When life hands you lemons, you’re supposed to make lemonade, and maybe I should have, because the lemon buttermilk sorbet I attempted didn’t work out very well. Still, I ended up with a refrigerator full of leftover buttermilk and lemons, as well as an abundance of ginger from my love affair with Momofuku’s Ginger Scallion Sauce. As luck would have it, these are just the things I needed to make Marion Cunningham’s Fresh Ginger Muffins.
So, one sunny Sunday when I should have been outside enjoying a break in the weather, or, apparently, killing a mole with a shovel (which is legal in Washington), I made muffins. These are a wonderful way to start the day: Light and airy, lightly sweet, and brightly flavored with ginger and lemon. The muffins are studded with little bits of sweet, slightly crunchy ginger. They’re wonderful with a cup of coffee or tea and even better with some berries on the side. They don’t need anything extra, but some currants would be a nice addition.
I did eventually win the Battle of the Mole, by hiring a service that dispensed with the mole the same day they showed up. No, I don’t know how, and no, I don’t care. The battle inside the house rages on.
- 1 piece unpeeled fresh ginger (4 to 5 oz.)
- ¾ cup plus 3 Tbs. sugar
- 2 Tbs. finely grated lemon zest
- 2 cups all-purpose flour
- ½ tsp. salt
- ¾ tsp. baking soda
- 8 Tbs. (1 stick) unsalted butter, at room
- 2 eggs
- 1 cup buttermilk
- Preheat an oven to 375ºF. Butter standard muffin tins or use paper liners.
- Cut the unpeeled ginger into large chunks. In a food processor fitted with the metal blade, process until it is finely minced. You should have about ¼ cup.
- In a small saucepan, combine the ginger and ¼ cup of the sugar. Cook over medium heat, stirring, until the sugar melts and the mixture is hot; this takes only about 2 minutes. Set aside to cool until tepid.
- In a small bowl stir the lemon zest and the 3 Tbs. sugar. Let stand for a few minutes, then add to the ginger mixture. Stir and set aside.
- In a medium bowl, stir and toss together the flour, salt and baking soda. Set aside.

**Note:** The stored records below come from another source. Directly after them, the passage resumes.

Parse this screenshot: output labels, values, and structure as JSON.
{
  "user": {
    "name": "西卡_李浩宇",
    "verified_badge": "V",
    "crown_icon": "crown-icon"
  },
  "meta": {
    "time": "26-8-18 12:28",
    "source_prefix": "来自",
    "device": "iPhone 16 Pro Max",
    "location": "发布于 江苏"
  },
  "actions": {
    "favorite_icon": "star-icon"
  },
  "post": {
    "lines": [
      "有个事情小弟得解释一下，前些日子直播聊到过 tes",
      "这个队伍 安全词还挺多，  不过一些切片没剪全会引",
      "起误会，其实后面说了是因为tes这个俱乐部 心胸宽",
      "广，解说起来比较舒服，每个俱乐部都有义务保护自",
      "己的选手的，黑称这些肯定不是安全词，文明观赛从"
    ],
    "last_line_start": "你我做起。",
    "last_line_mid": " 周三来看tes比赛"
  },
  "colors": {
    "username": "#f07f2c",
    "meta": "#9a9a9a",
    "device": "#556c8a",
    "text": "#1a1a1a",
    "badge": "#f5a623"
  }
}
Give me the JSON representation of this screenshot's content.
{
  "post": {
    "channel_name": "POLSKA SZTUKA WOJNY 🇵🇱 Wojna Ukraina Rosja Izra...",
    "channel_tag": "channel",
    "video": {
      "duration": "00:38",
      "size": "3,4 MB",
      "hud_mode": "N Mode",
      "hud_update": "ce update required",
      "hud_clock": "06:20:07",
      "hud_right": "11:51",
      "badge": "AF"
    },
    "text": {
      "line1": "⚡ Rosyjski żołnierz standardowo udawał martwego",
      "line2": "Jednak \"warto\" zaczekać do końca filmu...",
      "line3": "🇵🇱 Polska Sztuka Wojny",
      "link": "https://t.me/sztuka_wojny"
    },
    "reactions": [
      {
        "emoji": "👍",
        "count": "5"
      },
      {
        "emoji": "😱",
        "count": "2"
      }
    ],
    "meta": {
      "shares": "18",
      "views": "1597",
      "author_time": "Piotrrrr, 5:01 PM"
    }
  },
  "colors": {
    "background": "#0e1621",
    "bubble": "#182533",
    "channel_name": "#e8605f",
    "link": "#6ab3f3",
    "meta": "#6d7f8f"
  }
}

- In a large bowl, beat the butter until smooth. Add the remaining ½ cup sugar and beat until blended. Add the eggs and beat well. Add the buttermilk and mix until blended. Then add the flour mixture and stir just until blended. Stir in the ginger-lemon mixture.
- Spoon into the prepared muffin tins, filling each cup about three-fourths full. Bake until a toothpick inserted into the center of a muffin comes out clean, 15 to 20 minutes.